Zhanina Boyadzhieva and Juliet Chun
Langer Hsu Zhanina Boyadzhieva and Juliet Chun

In architecture, having 10 years under your belt can still mean you’re a newbie in the industry. If you are an emerging professional in Chicago, Los Angeles, New York, and Washington, D.C., wondering how your experience stacks up against others—or if you want to contribute to the conversation of how firms can retain talent (such as yourself)—the Girl Uninterrupted Project wants you to take its Designers Data 2018 survey by March 31. Open to designers of all genders with up to a decade of experience, the six- to 10-minute survey asks about 40 questions about negotiation, self-confidence, career growth, and work–life balance.

Zhanina Boyadzhieva, Assoc. AIA, and Juliet Chun, Assoc. AIA, both designers at Leers Weinzapfel Associates, in Boston, conceived the initiative last year on International Women’s Day, March 8, following an office-wide lunch discussion on the topic of equity in architecture around the world. “We were interested in understanding the local context a bit more, what emerging professionals struggle with,” and whether those concerns vary by gender, firm size, and other parameters, Boyadzhieva says. She adds that what distinguishes their survey from others, such as that administered by the AIA San Francisco Equity by Design committee, is its focus on “bridging the gap between emerging professionals and leaders in the field.”

With the help of marketing and social sciences experts from several organizations and institutions, including Cambridge, Mass.–based HubSpot, Boston College, and Northeastern University, Girl Uninterrupted distributed its first survey to nascent designers in Boston last June. In the two months that the inaugural Boston survey was open, Boyadzhieva and Chun received 533 responses from designers who heard about the project through their grassroots efforts: reaching out to design networks, professional organizations such as the Boston Society of Architects, and cold-emailing leaders of Boston firms during “every lunch break,” Chun says.

Zhanina Boyadzhieva
Langer Hsu Zhanina Boyadzhieva
Juliet Chun
Langer Hsu Juliet Chun

After presenting their survey at the ArchitectureBoston Expo last November, Boyadzhieva and Chun were approached by other designers who volunteered to help conduct the survey in other metropolitan areas across the nation. “We selected as many cities as we could handle,” Boyadzhieva says.

The 2017 Boston survey results will be available on the Girl Uninterrupted website after the current survey period closes this month. As a preview, the co-founders offered a couple surprising findings. For one thing, while many of the Boston respondents said that they were comfortable asking questions in the office, they were significantly less enthused about “initiating ideas,” Boyadzhieva says. “How can we change that?”

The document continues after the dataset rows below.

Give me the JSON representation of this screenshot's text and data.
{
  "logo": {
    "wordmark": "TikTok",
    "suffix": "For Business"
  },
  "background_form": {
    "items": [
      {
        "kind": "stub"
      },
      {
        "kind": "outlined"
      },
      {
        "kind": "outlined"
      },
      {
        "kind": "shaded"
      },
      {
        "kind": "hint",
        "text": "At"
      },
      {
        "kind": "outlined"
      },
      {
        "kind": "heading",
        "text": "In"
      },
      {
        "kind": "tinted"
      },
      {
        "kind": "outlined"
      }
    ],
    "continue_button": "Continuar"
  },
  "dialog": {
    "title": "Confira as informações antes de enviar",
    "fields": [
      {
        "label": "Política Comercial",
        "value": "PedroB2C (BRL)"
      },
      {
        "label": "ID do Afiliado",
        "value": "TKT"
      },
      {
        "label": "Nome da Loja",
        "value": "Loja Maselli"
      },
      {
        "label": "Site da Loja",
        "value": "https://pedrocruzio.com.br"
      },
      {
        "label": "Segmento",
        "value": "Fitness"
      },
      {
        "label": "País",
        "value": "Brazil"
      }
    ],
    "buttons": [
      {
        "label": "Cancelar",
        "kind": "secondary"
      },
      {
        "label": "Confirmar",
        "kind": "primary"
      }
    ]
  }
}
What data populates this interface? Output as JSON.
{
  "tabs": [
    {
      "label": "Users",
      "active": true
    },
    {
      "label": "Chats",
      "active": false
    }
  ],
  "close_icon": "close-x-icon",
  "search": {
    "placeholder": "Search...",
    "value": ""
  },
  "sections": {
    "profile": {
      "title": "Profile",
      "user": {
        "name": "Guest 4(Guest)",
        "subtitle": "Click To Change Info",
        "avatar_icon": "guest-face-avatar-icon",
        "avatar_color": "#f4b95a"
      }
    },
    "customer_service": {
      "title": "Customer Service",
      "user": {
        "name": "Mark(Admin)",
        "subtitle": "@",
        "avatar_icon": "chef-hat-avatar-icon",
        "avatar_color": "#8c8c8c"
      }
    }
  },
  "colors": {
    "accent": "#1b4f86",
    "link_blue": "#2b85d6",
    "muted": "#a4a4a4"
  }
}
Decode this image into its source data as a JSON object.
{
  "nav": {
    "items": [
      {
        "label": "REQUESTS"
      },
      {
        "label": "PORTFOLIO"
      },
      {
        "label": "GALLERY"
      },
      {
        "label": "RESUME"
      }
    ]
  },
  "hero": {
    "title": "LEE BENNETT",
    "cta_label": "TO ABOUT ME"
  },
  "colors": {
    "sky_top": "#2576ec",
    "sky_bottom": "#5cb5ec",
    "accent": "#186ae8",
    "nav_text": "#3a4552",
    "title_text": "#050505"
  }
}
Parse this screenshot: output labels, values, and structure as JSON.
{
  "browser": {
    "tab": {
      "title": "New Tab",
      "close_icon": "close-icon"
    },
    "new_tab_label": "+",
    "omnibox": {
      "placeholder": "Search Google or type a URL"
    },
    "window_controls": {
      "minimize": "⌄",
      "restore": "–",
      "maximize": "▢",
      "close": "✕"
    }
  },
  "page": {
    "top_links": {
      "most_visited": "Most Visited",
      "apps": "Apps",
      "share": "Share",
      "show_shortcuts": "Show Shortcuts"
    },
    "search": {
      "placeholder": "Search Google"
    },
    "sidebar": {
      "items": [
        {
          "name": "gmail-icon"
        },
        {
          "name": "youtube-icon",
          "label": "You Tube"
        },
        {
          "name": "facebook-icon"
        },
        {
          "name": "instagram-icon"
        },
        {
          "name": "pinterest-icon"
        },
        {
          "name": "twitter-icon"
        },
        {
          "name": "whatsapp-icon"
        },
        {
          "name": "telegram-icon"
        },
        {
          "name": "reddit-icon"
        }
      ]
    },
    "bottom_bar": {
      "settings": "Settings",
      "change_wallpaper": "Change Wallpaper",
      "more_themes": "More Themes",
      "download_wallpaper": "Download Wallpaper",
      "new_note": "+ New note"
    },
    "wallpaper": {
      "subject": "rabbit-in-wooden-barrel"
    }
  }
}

For another, an open-ended question about ideal office perks resulted in a number of participants picking several of the provided choices related to professional development but also wrote in a desire for a better work–life balance, Chun says: “Emerging professionals want not just to build their career, but also to have a life outside that career.”

And nascent designers aren’t the only ones who want to learn more about the incoming generation of future architects—firm leaders and principals do too. “We've heard people wonder why licensure isn’t as important to emerging professionals, why the culture is different, what people are struggling with these days, and what's important to them,” Chun says.

As such, the co-founders are creating a manual “with action tips based on our data and the conversations we've had [with design principals in Boston],” Boyadzhieva says. These tips will help aspiring architects “jump-start their careers” as well as offer firm leaders “small office tweaks they can do to maximize and retain talent.”

Change must come from both the top and the bottom, Chun adds. “We're trying to tackle this issue on both sides so there's more of an open dialogue between these two parties.”

While Girl Uninterrupted has not yet committed to conducting the survey in more cities, Boyadzhieva says hearing from designers located in more parts of the country would be interesting.